The Supreme Court on Monday dealt a setback to the Environmental Protection Agency’s regulation limiting mercury and other toxic emissions from power plants – the “mercury rule.” In Michigan v. Environmental Protection Agency, the Court held that EPA acted unreasonably by making its initial decision to regulate plant emissions without considering the cost of regulation.

The New Jersey Tax Court recently ruled in Methode Electronics, Inc. v. Twp. Of Willingboro, Docket Nos. 019012-2010 and 014098-2011 (Tax January 22, 2015) that the assessment on contaminated property located in Willingboro, New Jersey must be reduced to a mere nominal amount due to its undevelopable condition.  In Methode, the property owner

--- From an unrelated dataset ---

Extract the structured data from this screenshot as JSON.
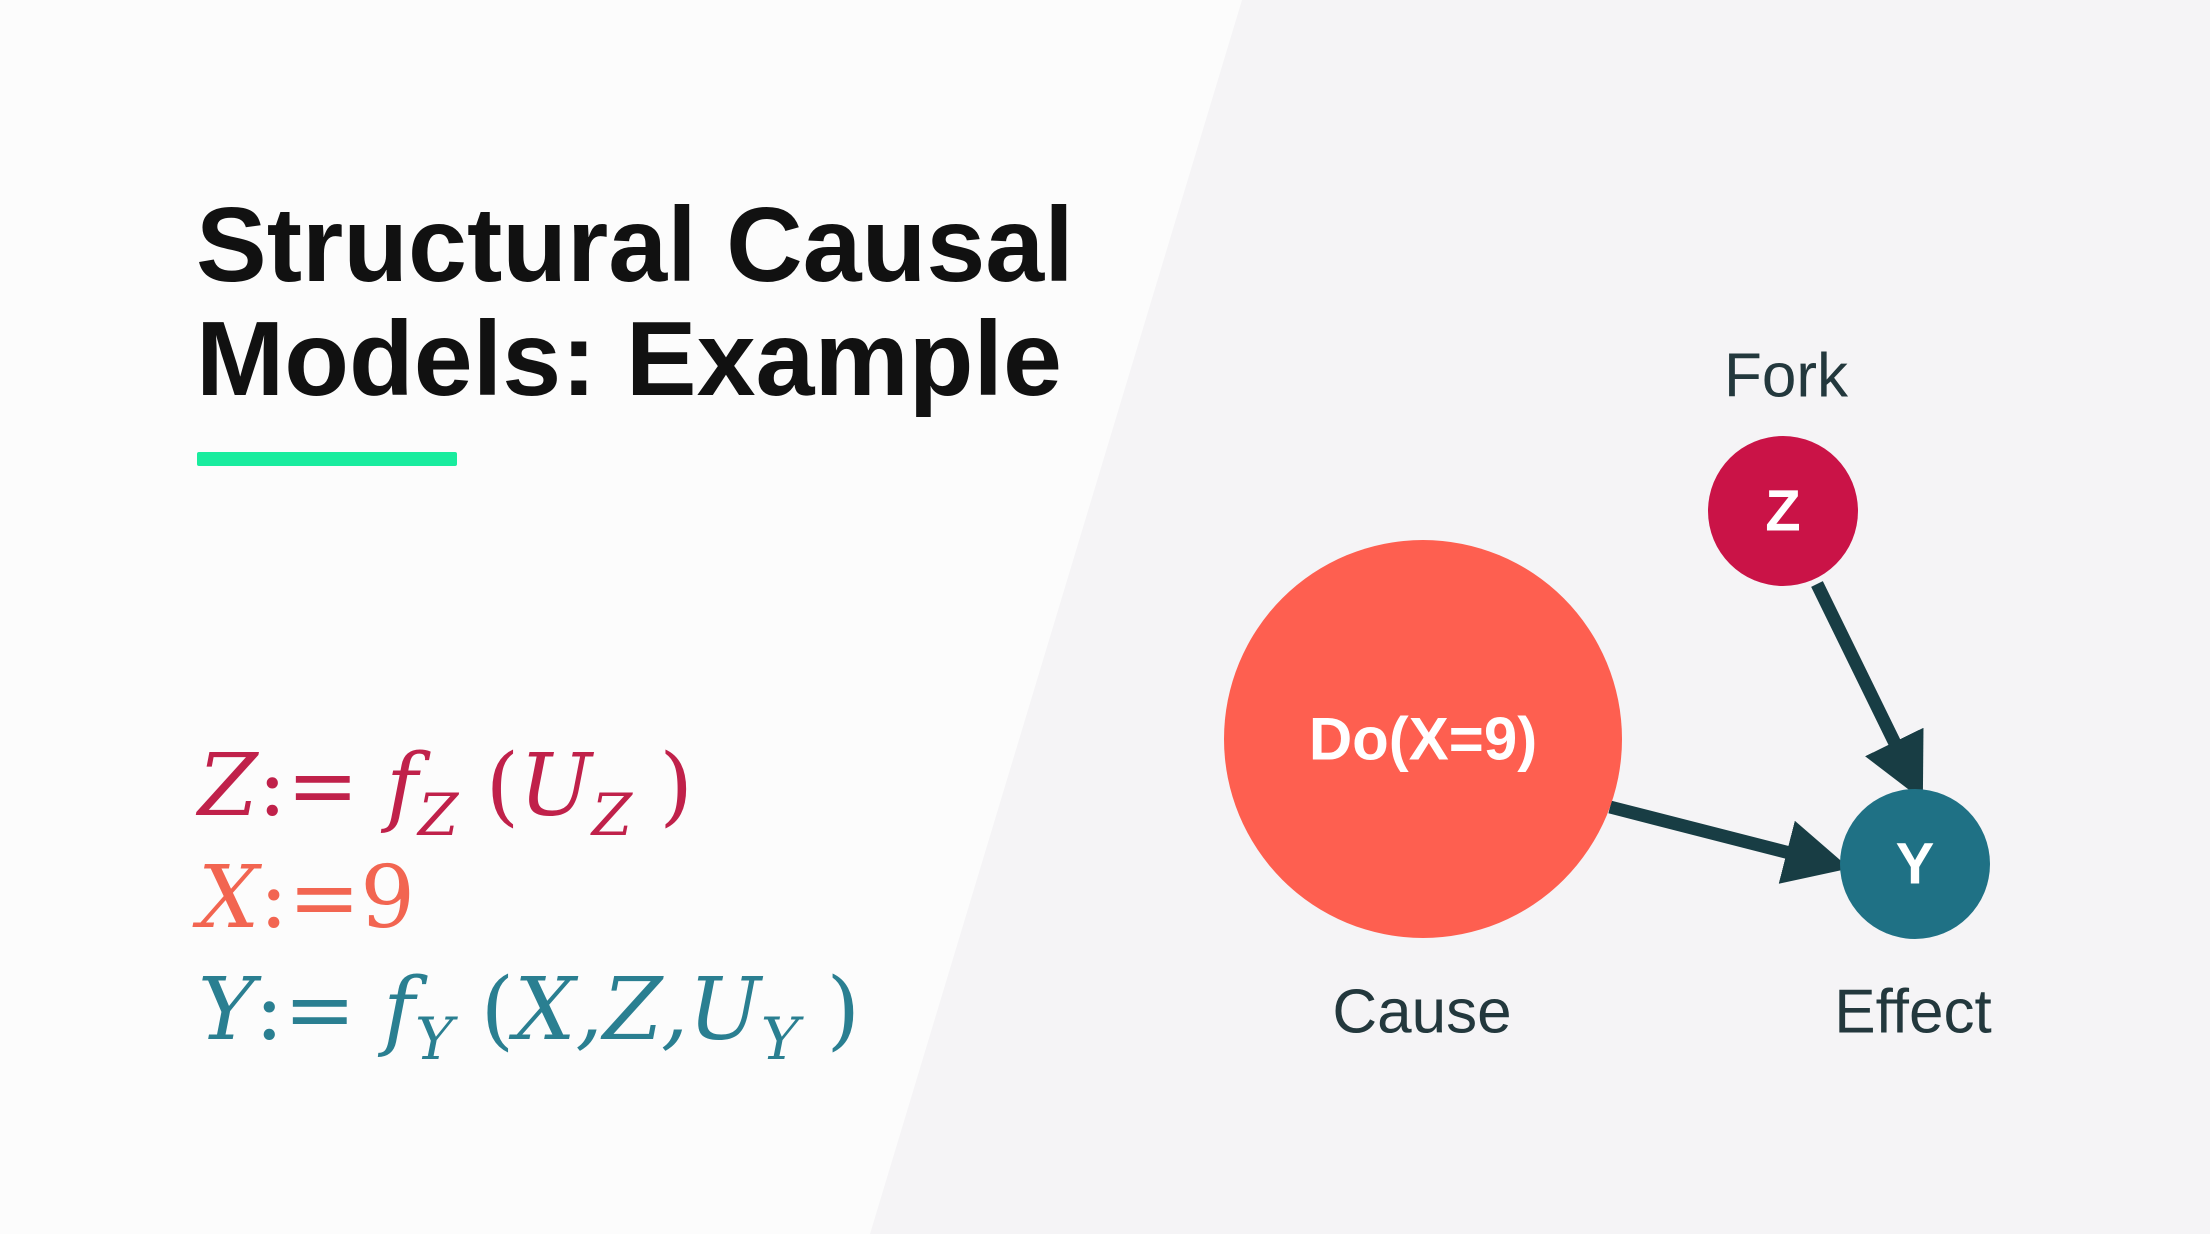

In the case of Litgo v. Martin, 2011 WL 65933 (D.N.J. Jan. 7, 2011) the federal District Court of New Jersey held that a shareholder of a single-purpose entity that owns a contaminated facility is liable as a current operator under the Comprehensive Environmental Response, Compensation, and Liability Act, 42 U.S.C. Sec. 9601 et

Every day, the New Jersey Department of Environmental Protection (“NJDEP”) makes many decisions which disappoint the agency’s varied stakeholders. Individuals are upset with NJDEP land use permitting decisions, either because they prevent planned development or allow development on adjacent properties. Permit applicants are upset with limitations placed upon various wastewater or air emissions discharge permits. 

On March 31, 2008, the United  States Environmental Protection Agency (“EPA”), under the authority of the federal Toxic Substances Control Act, issued new rules governing home improvement contractors and maintenance companies engaged in the renovation and repair of houses, child‑care facilities and schools constructed before 1978.  The purpose of the rule is to protect